### Instructions to follow
Write out each entry, exactly the way it appears.

Data provided: Begin

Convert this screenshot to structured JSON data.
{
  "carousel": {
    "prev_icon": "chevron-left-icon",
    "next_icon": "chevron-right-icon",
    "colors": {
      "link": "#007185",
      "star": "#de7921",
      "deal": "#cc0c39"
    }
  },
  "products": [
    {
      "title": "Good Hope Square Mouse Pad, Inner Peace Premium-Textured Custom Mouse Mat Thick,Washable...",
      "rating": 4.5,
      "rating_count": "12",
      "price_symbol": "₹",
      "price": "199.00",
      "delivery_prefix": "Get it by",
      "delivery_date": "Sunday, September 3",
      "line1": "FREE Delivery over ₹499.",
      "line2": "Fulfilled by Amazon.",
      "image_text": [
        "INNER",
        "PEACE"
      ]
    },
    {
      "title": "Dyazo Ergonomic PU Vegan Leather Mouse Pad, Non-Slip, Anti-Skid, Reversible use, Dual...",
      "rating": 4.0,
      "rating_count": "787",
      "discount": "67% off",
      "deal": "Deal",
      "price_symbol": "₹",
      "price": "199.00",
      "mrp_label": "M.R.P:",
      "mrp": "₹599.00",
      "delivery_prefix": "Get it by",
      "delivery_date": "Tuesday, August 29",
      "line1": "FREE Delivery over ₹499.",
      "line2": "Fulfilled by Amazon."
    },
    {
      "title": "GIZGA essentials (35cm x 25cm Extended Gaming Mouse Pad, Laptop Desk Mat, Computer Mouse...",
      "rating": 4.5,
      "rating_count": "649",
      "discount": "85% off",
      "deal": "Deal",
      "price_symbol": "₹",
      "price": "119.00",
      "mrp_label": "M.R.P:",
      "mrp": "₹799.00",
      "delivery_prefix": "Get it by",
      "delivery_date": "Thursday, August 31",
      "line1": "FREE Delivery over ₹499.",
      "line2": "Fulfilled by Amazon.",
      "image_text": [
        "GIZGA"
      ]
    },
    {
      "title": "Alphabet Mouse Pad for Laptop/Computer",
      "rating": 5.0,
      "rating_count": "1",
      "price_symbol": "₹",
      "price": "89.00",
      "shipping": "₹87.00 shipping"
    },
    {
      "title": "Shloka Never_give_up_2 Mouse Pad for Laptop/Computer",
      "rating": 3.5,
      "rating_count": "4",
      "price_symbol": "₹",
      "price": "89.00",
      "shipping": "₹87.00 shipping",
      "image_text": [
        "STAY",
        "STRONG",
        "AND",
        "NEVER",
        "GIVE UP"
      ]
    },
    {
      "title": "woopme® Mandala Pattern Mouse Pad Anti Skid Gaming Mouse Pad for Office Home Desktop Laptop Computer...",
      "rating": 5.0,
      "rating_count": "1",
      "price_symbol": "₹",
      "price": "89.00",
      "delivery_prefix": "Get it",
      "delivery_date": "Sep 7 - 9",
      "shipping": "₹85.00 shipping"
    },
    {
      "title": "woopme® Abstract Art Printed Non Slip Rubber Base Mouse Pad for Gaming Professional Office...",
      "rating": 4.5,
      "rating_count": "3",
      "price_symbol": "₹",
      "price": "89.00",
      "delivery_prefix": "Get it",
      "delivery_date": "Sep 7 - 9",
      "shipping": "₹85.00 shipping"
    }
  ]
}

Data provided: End

### Answer to the problem
Convert this screenshot to structured JSON data.
{
  "carousel": {
    "prev_icon": "chevron-left-icon",
    "next_icon": "chevron-right-icon",
    "colors": {
      "link": "#007185",
      "star": "#de7921",
      "deal": "#cc0c39"
    }
  },
  "products": [
    {
      "title": "Good Hope Square Mouse Pad, Inner Peace Premium-Textured Custom Mouse Mat Thick,Washable...",
      "rating": 4.5,
      "rating_count": "12",
      "price_symbol": "₹",
      "price": "199.00",
      "delivery_prefix": "Get it by",
      "delivery_date": "Sunday, September 3",
      "line1": "FREE Delivery over ₹499.",
      "line2": "Fulfilled by Amazon.",
      "image_text": [
        "INNER",
        "PEACE"
      ]
    },
    {
      "title": "Dyazo Ergonomic PU Vegan Leather Mouse Pad, Non-Slip, Anti-Skid, Reversible use, Dual...",
      "rating": 4.0,
      "rating_count": "787",
      "discount": "67% off",
      "deal": "Deal",
      "price_symbol": "₹",
      "price": "199.00",
      "mrp_label": "M.R.P:",
      "mrp": "₹599.00",
      "delivery_prefix": "Get it by",
      "delivery_date": "Tuesday, August 29",
      "line1": "FREE Delivery over ₹499.",
      "line2": "Fulfilled by Amazon."
    },
    {
      "title": "GIZGA essentials (35cm x 25cm Extended Gaming Mouse Pad, Laptop Desk Mat, Computer Mouse...",
      "rating": 4.5,
      "rating_count": "649",
      "discount": "85% off",
      "deal": "Deal",
      "price_symbol": "₹",
      "price": "119.00",
      "mrp_label": "M.R.P:",
      "mrp": "₹799.00",
      "delivery_prefix": "Get it by",
      "delivery_date": "Thursday, August 31",
      "line1": "FREE Delivery over ₹499.",
      "line2": "Fulfilled by Amazon.",
      "image_text": [
        "GIZGA"
      ]
    },
    {
      "title": "Alphabet Mouse Pad for Laptop/Computer",
      "rating": 5.0,
      "rating_count": "1",
      "price_symbol": "₹",
      "price": "89.00",
      "shipping": "₹87.00 shipping"
    },
    {
      "title": "Shloka Never_give_up_2 Mouse Pad for Laptop/Computer",
      "rating": 3.5,
      "rating_count": "4",
      "price_symbol": "₹",
      "price": "89.00",
      "shipping": "₹87.00 shipping",
      "image_text": [
        "STAY",
        "STRONG",
        "AND",
        "NEVER",
        "GIVE UP"
      ]
    },
    {
      "title": "woopme® Mandala Pattern Mouse Pad Anti Skid Gaming Mouse Pad for Office Home Desktop Laptop Computer...",
      "rating": 5.0,
      "rating_count": "1",
      "price_symbol": "₹",
      "price": "89.00",
      "delivery_prefix": "Get it",
      "delivery_date": "Sep 7 - 9",
      "shipping": "₹85.00 shipping"
    },
    {
      "title": "woopme® Abstract Art Printed Non Slip Rubber Base Mouse Pad for Gaming Professional Office...",
      "rating": 4.5,
      "rating_count": "3",
      "price_symbol": "₹",
      "price": "89.00",
      "delivery_prefix": "Get it",
      "delivery_date": "Sep 7 - 9",
      "shipping": "₹85.00 shipping"
    }
  ]
}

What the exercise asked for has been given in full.